» **Action item**:
Give every entry again, unchanged, and leave its images out.

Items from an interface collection
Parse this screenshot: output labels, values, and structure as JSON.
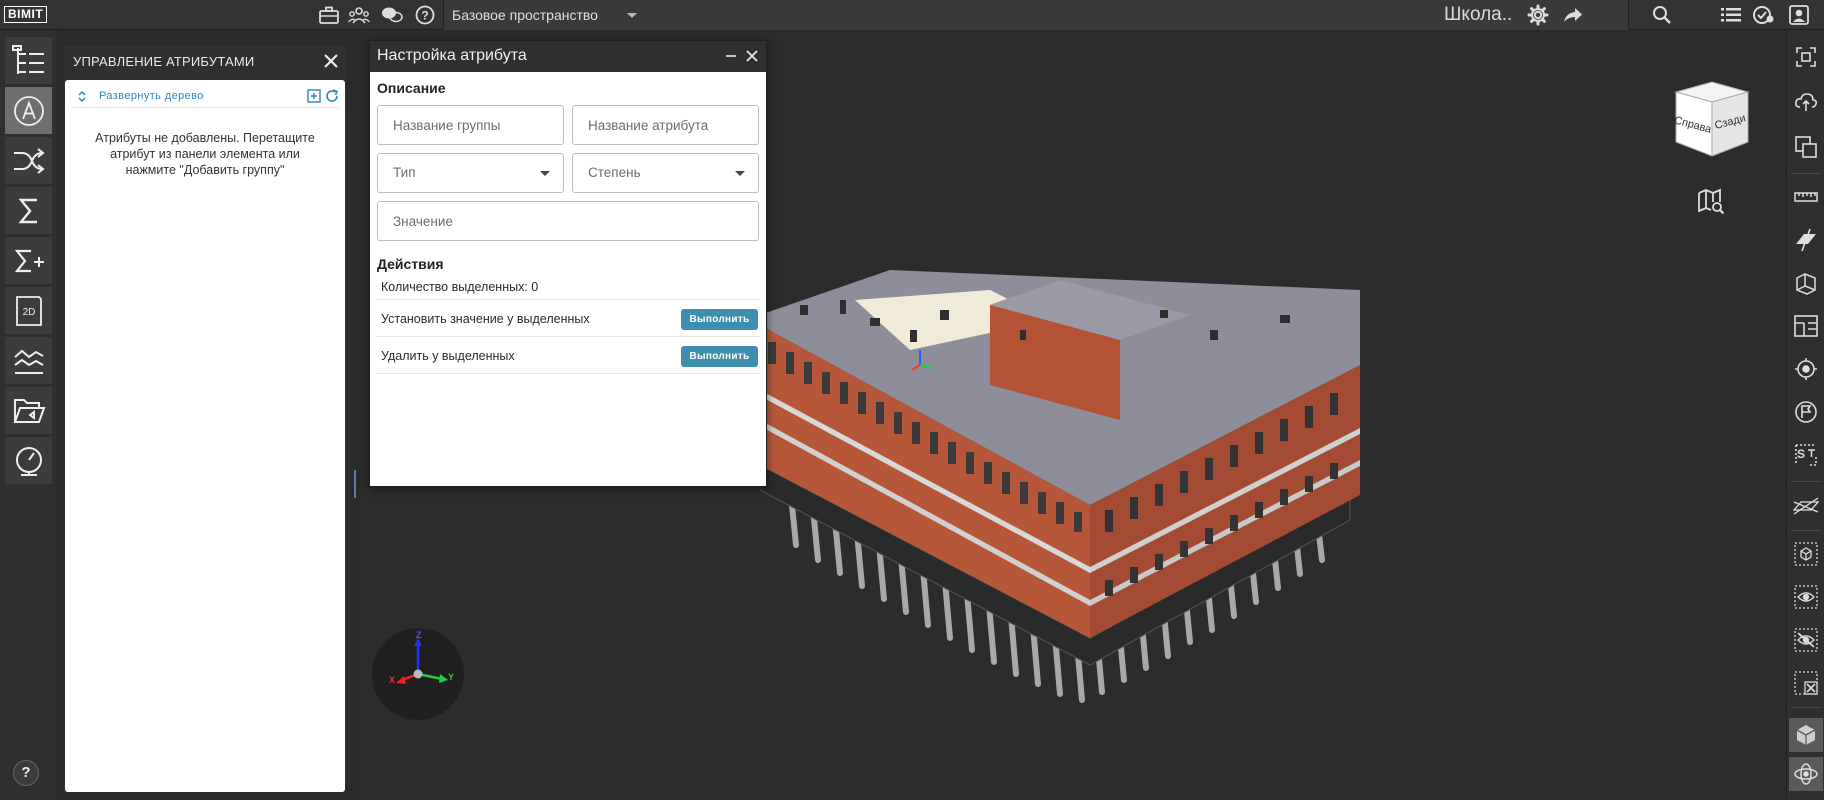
{
  "app": {
    "logo": "BIMIT",
    "workspace": "Базовое пространство",
    "model_title": "Школа.."
  },
  "attributes_panel": {
    "title": "УПРАВЛЕНИЕ АТРИБУТАМИ",
    "expand_tree": "Развернуть дерево",
    "empty_message": "Атрибуты не добавлены. Перетащите атрибут из панели элемента или нажмите \"Добавить группу\""
  },
  "dialog": {
    "title": "Настройка атрибута",
    "description_heading": "Описание",
    "group_name_placeholder": "Название группы",
    "attribute_name_placeholder": "Название атрибута",
    "type_placeholder": "Тип",
    "degree_placeholder": "Степень",
    "value_placeholder": "Значение",
    "actions_heading": "Действия",
    "selected_count": "Количество выделенных: 0",
    "actions": [
      {
        "label": "Установить значение у выделенных",
        "button": "Выполнить"
      },
      {
        "label": "Удалить у выделенных",
        "button": "Выполнить"
      }
    ]
  },
  "navcube": {
    "left_face": "Справа",
    "right_face": "Сзади"
  },
  "gizmo": {
    "x_label": "X",
    "y_label": "Y",
    "z_label": "Z"
  },
  "help": {
    "label": "?"
  },
  "colors": {
    "accent": "#3e8eae",
    "link": "#2e86c1",
    "brick": "#c05a3a",
    "roof": "#8e8e9a"
  }
}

» **Result of this exercise**:
Parse this screenshot: output labels, values, and structure as JSON.
{
  "app": {
    "logo": "BIMIT",
    "workspace": "Базовое пространство",
    "model_title": "Школа.."
  },
  "attributes_panel": {
    "title": "УПРАВЛЕНИЕ АТРИБУТАМИ",
    "expand_tree": "Развернуть дерево",
    "empty_message": "Атрибуты не добавлены. Перетащите атрибут из панели элемента или нажмите \"Добавить группу\""
  },
  "dialog": {
    "title": "Настройка атрибута",
    "description_heading": "Описание",
    "group_name_placeholder": "Название группы",
    "attribute_name_placeholder": "Название атрибута",
    "type_placeholder": "Тип",
    "degree_placeholder": "Степень",
    "value_placeholder": "Значение",
    "actions_heading": "Действия",
    "selected_count": "Количество выделенных: 0",
    "actions": [
      {
        "label": "Установить значение у выделенных",
        "button": "Выполнить"
      },
      {
        "label": "Удалить у выделенных",
        "button": "Выполнить"
      }
    ]
  },
  "navcube": {
    "left_face": "Справа",
    "right_face": "Сзади"
  },
  "gizmo": {
    "x_label": "X",
    "y_label": "Y",
    "z_label": "Z"
  },
  "help": {
    "label": "?"
  },
  "colors": {
    "accent": "#3e8eae",
    "link": "#2e86c1",
    "brick": "#c05a3a",
    "roof": "#8e8e9a"
  }
}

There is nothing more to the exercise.